The transforms have very clear APIs. Their names represent the source and target artifact spaces concatenated (e.g., WSDLServusTransform will get WSDL artefacts and transform into Servus artefacts). They define only transform methods that take as parameters the artifacts that they need as input (or their URIs) and return containers that carry the result of the transformation. If the result is not an object, such as in JAX-WS code generation, the method returns void.
The following simple transforms are defined:
The following transform compositions are defined:
Throughout the source code, Servus tries to define very focused classes. Therefore, it extensively makes use of Helper classes, which carry functionality that is not specific for the class that is using them, and that can usually be reused by other classes. The Core plugin defines the NameHelper class, which provides utility methods for manipulating names, such as transforming between Java and NC names, getting corresponding getters and setters for an attribute and so on.
The rule Plugin
This plugin implements a small framework to modularize the implementation of the transformations. The framework supports transformations based on types. The input is the root of a typed graph and the output is the corresponding root. It contains the following three main abstractions.
The rule engine defines an execute method that transforms an object of a source type into an object of a target type. Engines are responsible for:
- keeping a set of rules to be applied when a node of a certain type is traversed
- determining the traversal algorithm, i.e., how to traverse the source graph to generate the target graph
- instantiate appropriate rule helpers
The framework also implements the most common traversals:
- DeepFirstRuleEngine - goes first into children, then siblings
- BreadthFirstRuleEngine - goes first to siblings, then into children
- PriorityRuleEngine - uses a user specified comparator to determine the priority of nodes to be visited
Rules determine how to transform nodes of source types into nodes of target types. A rule is responsible for:
- describe the types of nodes it can transform ( using its types() method)
- transform a node from the source into a set of target nodes (through its apply(..) method)

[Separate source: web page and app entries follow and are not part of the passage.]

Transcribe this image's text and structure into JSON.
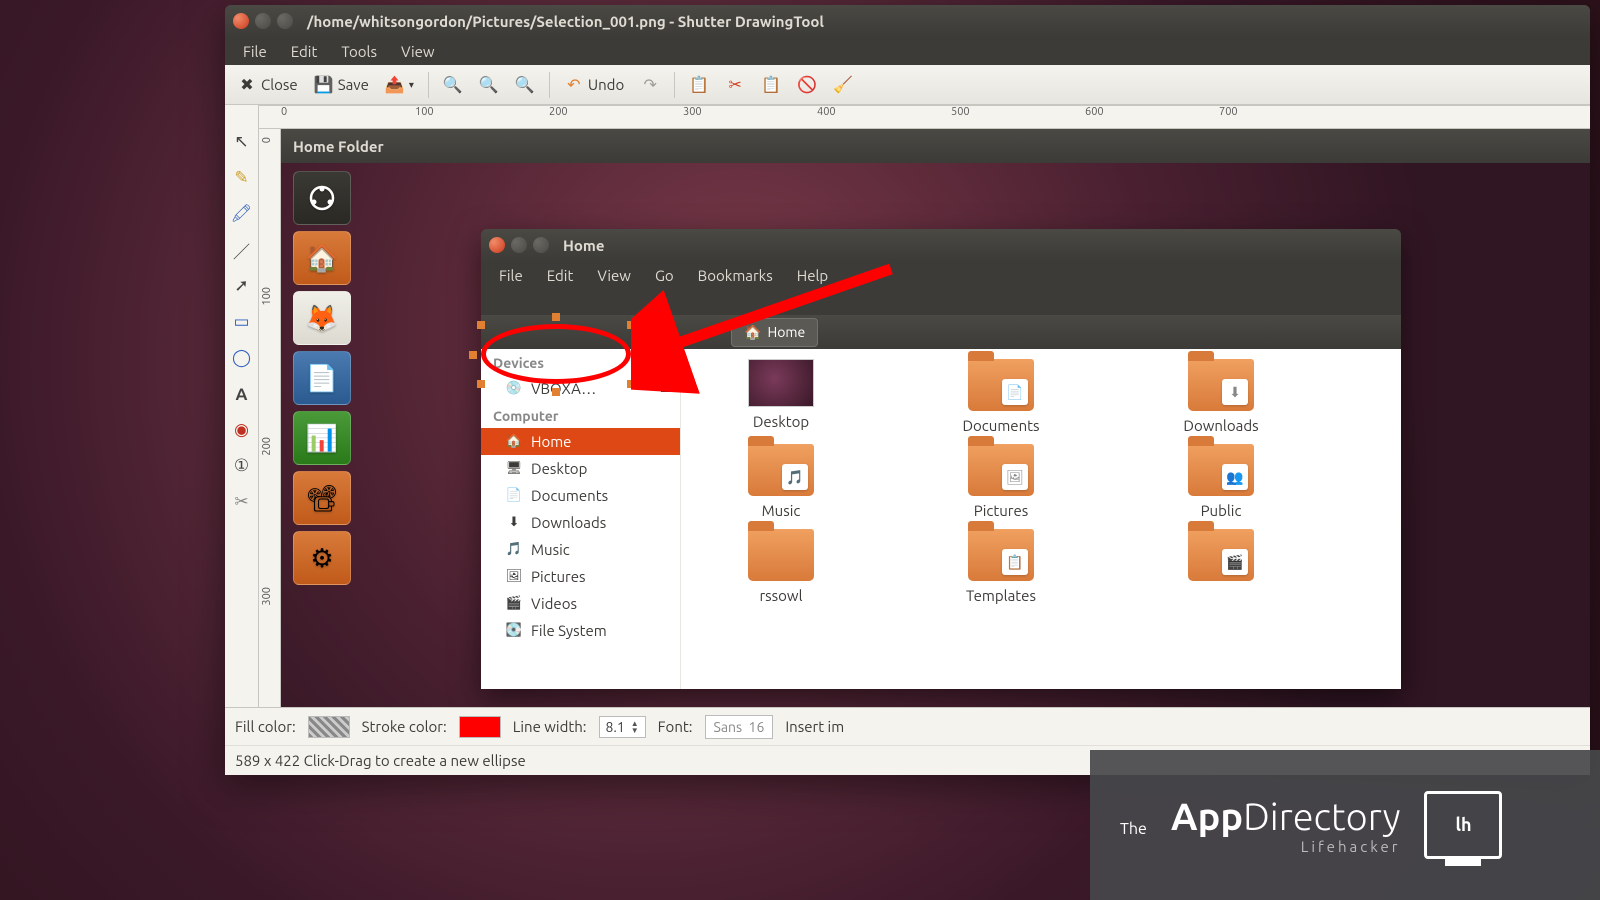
{
  "shutter": {
    "title": "/home/whitsongordon/Pictures/Selection_001.png - Shutter DrawingTool",
    "menu": {
      "file": "File",
      "edit": "Edit",
      "tools": "Tools",
      "view": "View"
    },
    "toolbar": {
      "close": "Close",
      "save": "Save",
      "undo": "Undo"
    },
    "ruler_ticks": [
      "0",
      "100",
      "200",
      "300",
      "400",
      "500",
      "600",
      "700"
    ],
    "ruler_v_ticks": [
      "0",
      "100",
      "200",
      "300"
    ],
    "options": {
      "fill_label": "Fill color:",
      "stroke_label": "Stroke color:",
      "line_width_label": "Line width:",
      "line_width_value": "8.1",
      "font_label": "Font:",
      "font_family": "Sans",
      "font_size": "16",
      "insert_label": "Insert im"
    },
    "status": "589 x 422 Click-Drag to create a new ellipse"
  },
  "screenshot": {
    "hf_title": "Home Folder",
    "nautilus": {
      "title": "Home",
      "menu": {
        "file": "File",
        "edit": "Edit",
        "view": "View",
        "go": "Go",
        "bookmarks": "Bookmarks",
        "help": "Help"
      },
      "path": "Home",
      "sidebar": {
        "devices_hdr": "Devices",
        "device_item": "VBOXA…",
        "computer_hdr": "Computer",
        "items": [
          {
            "label": "Home",
            "icon": "🏠",
            "sel": true
          },
          {
            "label": "Desktop",
            "icon": "🖥"
          },
          {
            "label": "Documents",
            "icon": "📄"
          },
          {
            "label": "Downloads",
            "icon": "⬇"
          },
          {
            "label": "Music",
            "icon": "🎵"
          },
          {
            "label": "Pictures",
            "icon": "🖼"
          },
          {
            "label": "Videos",
            "icon": "🎬"
          },
          {
            "label": "File System",
            "icon": "💽"
          }
        ]
      },
      "grid": [
        {
          "label": "Desktop",
          "type": "desktop"
        },
        {
          "label": "Documents",
          "badge": "📄"
        },
        {
          "label": "Downloads",
          "badge": "⬇"
        },
        {
          "label": "Music",
          "badge": "🎵"
        },
        {
          "label": "Pictures",
          "badge": "🖼"
        },
        {
          "label": "Public",
          "badge": "👥"
        },
        {
          "label": "rssowl",
          "badge": ""
        },
        {
          "label": "Templates",
          "badge": "📋"
        },
        {
          "label": "",
          "badge": "🎬"
        }
      ]
    }
  },
  "watermark": {
    "the": "The",
    "main_a": "App",
    "main_b": "Directory",
    "sub": "Lifehacker",
    "lh": "lh"
  }
}
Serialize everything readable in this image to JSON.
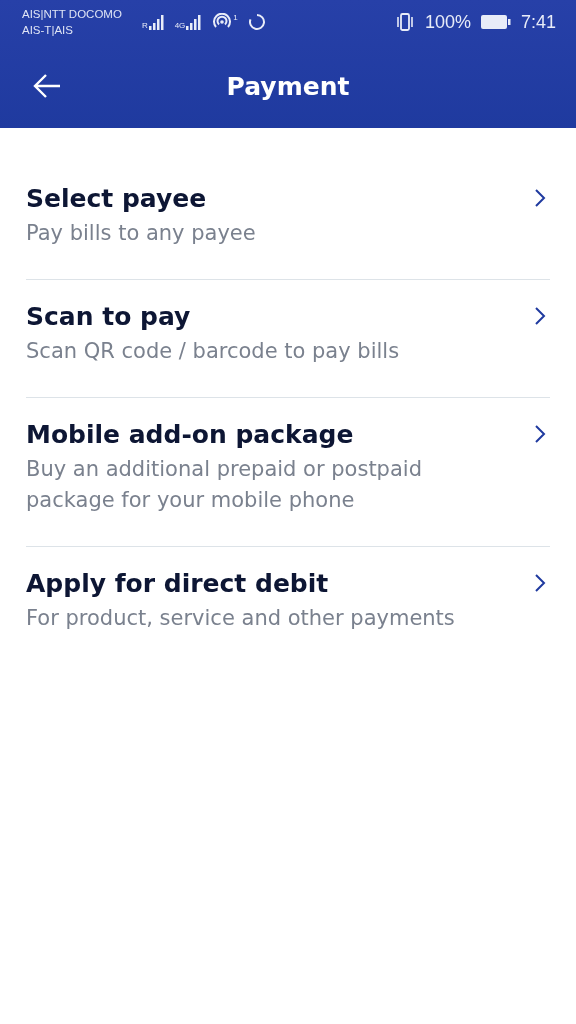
{
  "status_bar": {
    "carrier_1": "AIS|NTT DOCOMO",
    "carrier_2": "AIS-T|AIS",
    "roaming": "R",
    "network": "4G",
    "hotspot_count": "1",
    "battery": "100%",
    "time": "7:41"
  },
  "header": {
    "title": "Payment"
  },
  "items": [
    {
      "title": "Select payee",
      "subtitle": "Pay bills to any payee"
    },
    {
      "title": "Scan to pay",
      "subtitle": "Scan QR code / barcode to pay bills"
    },
    {
      "title": "Mobile add-on package",
      "subtitle": "Buy an additional prepaid or postpaid package for your mobile phone"
    },
    {
      "title": "Apply for direct debit",
      "subtitle": "For product, service and other payments"
    }
  ]
}
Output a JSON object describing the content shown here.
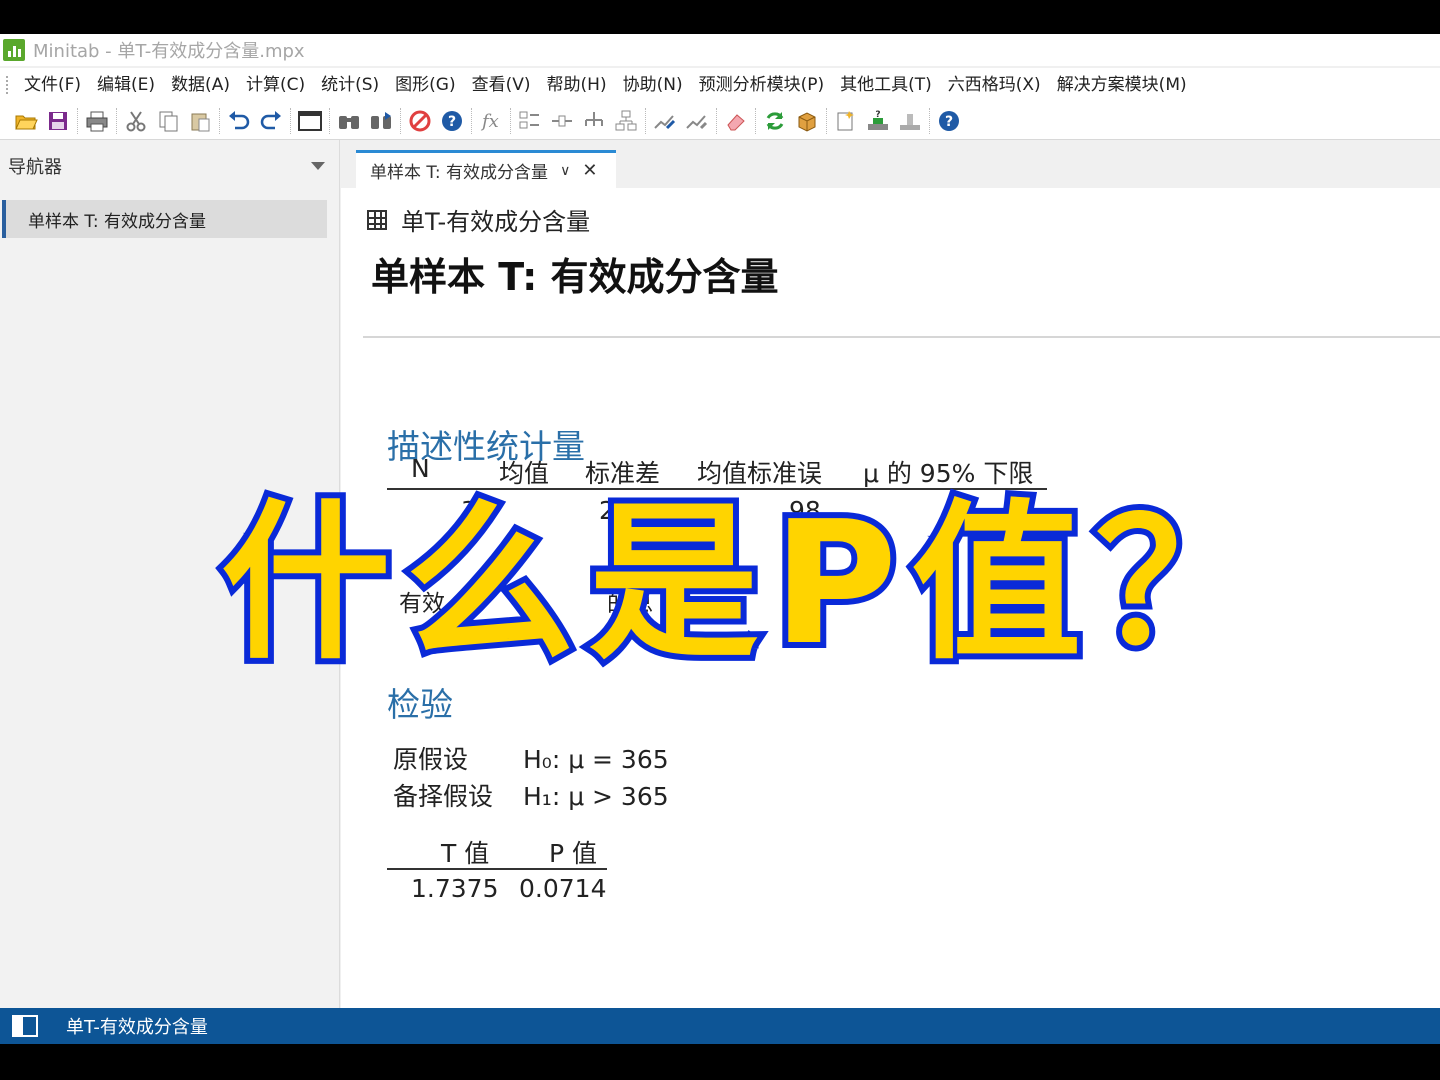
{
  "window": {
    "title": "Minitab - 单T-有效成分含量.mpx",
    "logo_icon": "minitab-bar-chart-icon",
    "accent_color": "#5aa82c"
  },
  "menu": [
    {
      "label": "文件(F)"
    },
    {
      "label": "编辑(E)"
    },
    {
      "label": "数据(A)"
    },
    {
      "label": "计算(C)"
    },
    {
      "label": "统计(S)"
    },
    {
      "label": "图形(G)"
    },
    {
      "label": "查看(V)"
    },
    {
      "label": "帮助(H)"
    },
    {
      "label": "协助(N)"
    },
    {
      "label": "预测分析模块(P)"
    },
    {
      "label": "其他工具(T)"
    },
    {
      "label": "六西格玛(X)"
    },
    {
      "label": "解决方案模块(M)"
    }
  ],
  "toolbar": {
    "icons": [
      "open-icon",
      "save-icon",
      "print-icon",
      "cut-icon",
      "copy-icon",
      "paste-icon",
      "undo-icon",
      "redo-icon",
      "window-icon",
      "find-icon",
      "find-next-icon",
      "cancel-icon",
      "help-icon",
      "formula-icon",
      "layout-icon",
      "align-icon",
      "tree-icon",
      "hierarchy-icon",
      "edit-graph-icon",
      "brush-icon",
      "eraser-icon",
      "refresh-icon",
      "cube-icon",
      "new-report-icon",
      "assistant-icon",
      "stats-icon",
      "help-circle-icon"
    ]
  },
  "navigator": {
    "title": "导航器",
    "items": [
      {
        "label": "单样本 T: 有效成分含量"
      }
    ]
  },
  "tabs": [
    {
      "label": "单样本 T: 有效成分含量"
    }
  ],
  "output": {
    "header": "单T-有效成分含量",
    "title": "单样本 T: 有效成分含量",
    "descriptive": {
      "title": "描述性统计量",
      "columns": [
        "N",
        "均值",
        "标准差",
        "均值标准误",
        "μ 的 95% 下限"
      ],
      "row_visible_fragments": [
        "36",
        "2.40",
        "98"
      ],
      "note_fragments": [
        "有效",
        "的总"
      ]
    },
    "test": {
      "title": "检验",
      "null_label": "原假设",
      "null_hyp": "H₀: μ = 365",
      "alt_label": "备择假设",
      "alt_hyp": "H₁: μ > 365",
      "columns": [
        "T 值",
        "P 值"
      ],
      "values": [
        "1.7375",
        "0.0714"
      ]
    }
  },
  "overlay": {
    "text": "什么是P值？",
    "fill_color": "#ffd400",
    "stroke_color": "#0a2ad8"
  },
  "statusbar": {
    "text": "单T-有效成分含量",
    "background": "#0d5596"
  }
}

Note that a single source node can be transformed in a set of target nodes. Also, the apply method receives a RuleHelper, as specified bellow.
A rule helper keeps track of the relationships between nodes and extensions can help rules with additional global or context specific information. The base rule helper is responsible for:
- keeping track of "parent-child" relationships in the source graph. This can be used by rules to know the source objects that were transformed before them.
- keeping track of "source-target" relationships. This allows rules to find the target nodes corresponding to other source nodes (like their parents).
The jaxws Plugin
This plugin uses JET templates to generate JAX-WS based Java source code from Servus models. The plugin implements a Generator and some GeneratorAdapters that take advantage of EMF's code generation frameworks. This means that, if running inside Eclipse, the generators are incremental (thanks to JMerge) and also do formatting.
There are three main templates:
- ServiceInterface.javajet - to generate web service interfaces.
- ServerSkeleton.javajet - to generate server skeletons. It is possible to extend this template to insert code snippets into service methods (if they are annotated in Servus models).
- ClientProxy.javajet - to generate client proxies.
The templates are designed to be as simple as possible to read, understand, and possibly extend. Therefore, they make use of helpers to implement most of the logic and information gathering. This keeps the templates very clean and similar to the final result.